Isolate every line in the data with the string "Microsoft" and copy it.
········
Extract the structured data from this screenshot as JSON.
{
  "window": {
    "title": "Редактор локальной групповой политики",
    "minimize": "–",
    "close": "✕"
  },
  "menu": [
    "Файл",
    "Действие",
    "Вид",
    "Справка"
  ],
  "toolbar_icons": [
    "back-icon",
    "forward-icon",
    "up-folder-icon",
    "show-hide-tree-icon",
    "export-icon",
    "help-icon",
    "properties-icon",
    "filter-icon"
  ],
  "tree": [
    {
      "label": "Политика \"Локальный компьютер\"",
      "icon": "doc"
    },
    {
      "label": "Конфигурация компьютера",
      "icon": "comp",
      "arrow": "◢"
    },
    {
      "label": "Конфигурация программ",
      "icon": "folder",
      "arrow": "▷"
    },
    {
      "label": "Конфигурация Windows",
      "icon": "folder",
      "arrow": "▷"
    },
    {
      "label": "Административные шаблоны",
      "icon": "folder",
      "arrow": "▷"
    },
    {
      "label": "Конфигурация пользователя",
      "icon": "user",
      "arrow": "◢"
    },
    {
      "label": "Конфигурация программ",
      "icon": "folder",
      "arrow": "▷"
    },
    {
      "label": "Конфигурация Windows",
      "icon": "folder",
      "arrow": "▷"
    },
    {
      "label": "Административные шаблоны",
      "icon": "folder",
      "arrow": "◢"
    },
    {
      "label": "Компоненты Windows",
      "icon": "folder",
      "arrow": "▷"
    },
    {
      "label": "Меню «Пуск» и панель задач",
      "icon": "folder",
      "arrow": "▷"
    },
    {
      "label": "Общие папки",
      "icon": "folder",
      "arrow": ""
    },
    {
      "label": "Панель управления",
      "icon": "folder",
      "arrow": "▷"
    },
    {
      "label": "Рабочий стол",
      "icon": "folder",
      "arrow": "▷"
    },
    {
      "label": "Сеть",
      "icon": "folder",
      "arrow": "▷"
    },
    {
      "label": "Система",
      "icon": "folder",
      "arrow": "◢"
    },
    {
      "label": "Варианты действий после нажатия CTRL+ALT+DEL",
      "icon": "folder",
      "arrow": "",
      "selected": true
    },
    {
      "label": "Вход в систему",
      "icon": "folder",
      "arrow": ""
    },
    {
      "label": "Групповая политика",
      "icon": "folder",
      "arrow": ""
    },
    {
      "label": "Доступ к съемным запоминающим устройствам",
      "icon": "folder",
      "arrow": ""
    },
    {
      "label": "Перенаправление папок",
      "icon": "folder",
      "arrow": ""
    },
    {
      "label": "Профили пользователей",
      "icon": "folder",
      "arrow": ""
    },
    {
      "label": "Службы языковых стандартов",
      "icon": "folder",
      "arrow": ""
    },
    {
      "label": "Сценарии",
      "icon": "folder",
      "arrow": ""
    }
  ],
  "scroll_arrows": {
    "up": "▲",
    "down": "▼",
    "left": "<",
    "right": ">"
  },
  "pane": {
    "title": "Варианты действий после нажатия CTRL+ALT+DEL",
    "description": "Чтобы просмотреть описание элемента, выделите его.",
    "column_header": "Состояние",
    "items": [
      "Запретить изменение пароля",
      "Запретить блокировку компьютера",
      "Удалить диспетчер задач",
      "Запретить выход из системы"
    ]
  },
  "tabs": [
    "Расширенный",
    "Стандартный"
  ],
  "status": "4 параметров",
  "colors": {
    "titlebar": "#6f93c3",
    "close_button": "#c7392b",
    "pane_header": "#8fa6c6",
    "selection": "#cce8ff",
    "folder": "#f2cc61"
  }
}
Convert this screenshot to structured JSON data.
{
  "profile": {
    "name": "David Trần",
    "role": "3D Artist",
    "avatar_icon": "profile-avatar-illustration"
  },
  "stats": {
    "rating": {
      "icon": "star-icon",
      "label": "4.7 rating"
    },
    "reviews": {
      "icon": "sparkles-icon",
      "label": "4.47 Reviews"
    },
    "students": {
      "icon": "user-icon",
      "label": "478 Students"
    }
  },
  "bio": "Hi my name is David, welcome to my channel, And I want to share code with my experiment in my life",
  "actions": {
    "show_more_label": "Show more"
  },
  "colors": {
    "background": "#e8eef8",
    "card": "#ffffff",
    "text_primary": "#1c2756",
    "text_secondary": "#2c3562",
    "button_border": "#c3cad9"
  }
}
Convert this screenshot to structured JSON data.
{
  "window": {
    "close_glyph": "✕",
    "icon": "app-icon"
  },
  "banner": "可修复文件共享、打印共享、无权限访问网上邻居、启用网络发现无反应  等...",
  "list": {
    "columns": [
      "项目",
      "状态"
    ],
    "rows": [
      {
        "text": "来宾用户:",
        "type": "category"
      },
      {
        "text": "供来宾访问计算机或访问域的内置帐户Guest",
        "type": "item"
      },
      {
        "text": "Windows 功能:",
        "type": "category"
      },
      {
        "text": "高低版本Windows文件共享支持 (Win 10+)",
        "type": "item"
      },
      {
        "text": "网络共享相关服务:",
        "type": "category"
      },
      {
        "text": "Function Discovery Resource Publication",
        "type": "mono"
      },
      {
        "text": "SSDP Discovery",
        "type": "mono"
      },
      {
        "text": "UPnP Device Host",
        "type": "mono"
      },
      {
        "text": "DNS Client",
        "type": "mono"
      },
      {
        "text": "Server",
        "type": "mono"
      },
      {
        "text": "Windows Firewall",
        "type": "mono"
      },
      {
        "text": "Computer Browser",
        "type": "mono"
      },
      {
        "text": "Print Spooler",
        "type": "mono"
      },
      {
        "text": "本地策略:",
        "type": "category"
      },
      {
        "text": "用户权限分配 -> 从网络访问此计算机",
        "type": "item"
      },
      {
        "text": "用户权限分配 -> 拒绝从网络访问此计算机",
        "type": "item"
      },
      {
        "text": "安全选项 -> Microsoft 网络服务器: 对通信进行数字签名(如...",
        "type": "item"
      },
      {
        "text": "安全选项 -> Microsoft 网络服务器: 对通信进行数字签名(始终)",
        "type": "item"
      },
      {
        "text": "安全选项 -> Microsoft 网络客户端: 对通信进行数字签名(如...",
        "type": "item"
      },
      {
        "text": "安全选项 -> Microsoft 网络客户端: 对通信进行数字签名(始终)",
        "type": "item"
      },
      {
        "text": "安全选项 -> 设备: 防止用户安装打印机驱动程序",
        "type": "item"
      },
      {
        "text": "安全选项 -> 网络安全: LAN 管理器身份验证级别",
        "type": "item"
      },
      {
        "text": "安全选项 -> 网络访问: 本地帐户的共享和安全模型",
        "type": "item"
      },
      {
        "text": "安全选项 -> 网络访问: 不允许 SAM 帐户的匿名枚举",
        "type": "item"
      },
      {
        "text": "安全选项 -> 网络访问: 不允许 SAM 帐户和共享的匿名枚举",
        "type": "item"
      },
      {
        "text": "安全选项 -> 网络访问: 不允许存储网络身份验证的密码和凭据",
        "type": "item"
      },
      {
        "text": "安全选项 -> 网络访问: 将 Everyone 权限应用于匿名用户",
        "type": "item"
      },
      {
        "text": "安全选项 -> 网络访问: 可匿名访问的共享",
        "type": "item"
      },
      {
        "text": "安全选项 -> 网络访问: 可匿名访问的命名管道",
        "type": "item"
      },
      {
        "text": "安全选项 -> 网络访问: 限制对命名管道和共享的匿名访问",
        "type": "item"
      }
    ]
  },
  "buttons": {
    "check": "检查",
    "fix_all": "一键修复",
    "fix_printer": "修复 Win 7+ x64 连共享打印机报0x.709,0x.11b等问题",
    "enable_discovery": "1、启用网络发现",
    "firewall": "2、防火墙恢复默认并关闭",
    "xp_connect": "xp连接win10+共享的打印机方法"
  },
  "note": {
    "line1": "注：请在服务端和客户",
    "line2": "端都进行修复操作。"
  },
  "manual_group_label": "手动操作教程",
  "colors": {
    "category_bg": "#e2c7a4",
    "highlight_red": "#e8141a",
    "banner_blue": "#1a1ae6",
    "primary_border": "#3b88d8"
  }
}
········
Written answer
        "text": "安全选项 -> Microsoft 网络服务器: 对通信进行数字签名(如...",
        "text": "安全选项 -> Microsoft 网络服务器: 对通信进行数字签名(始终)",
        "text": "安全选项 -> Microsoft 网络客户端: 对通信进行数字签名(如...",
        "text": "安全选项 -> Microsoft 网络客户端: 对通信进行数字签名(始终)",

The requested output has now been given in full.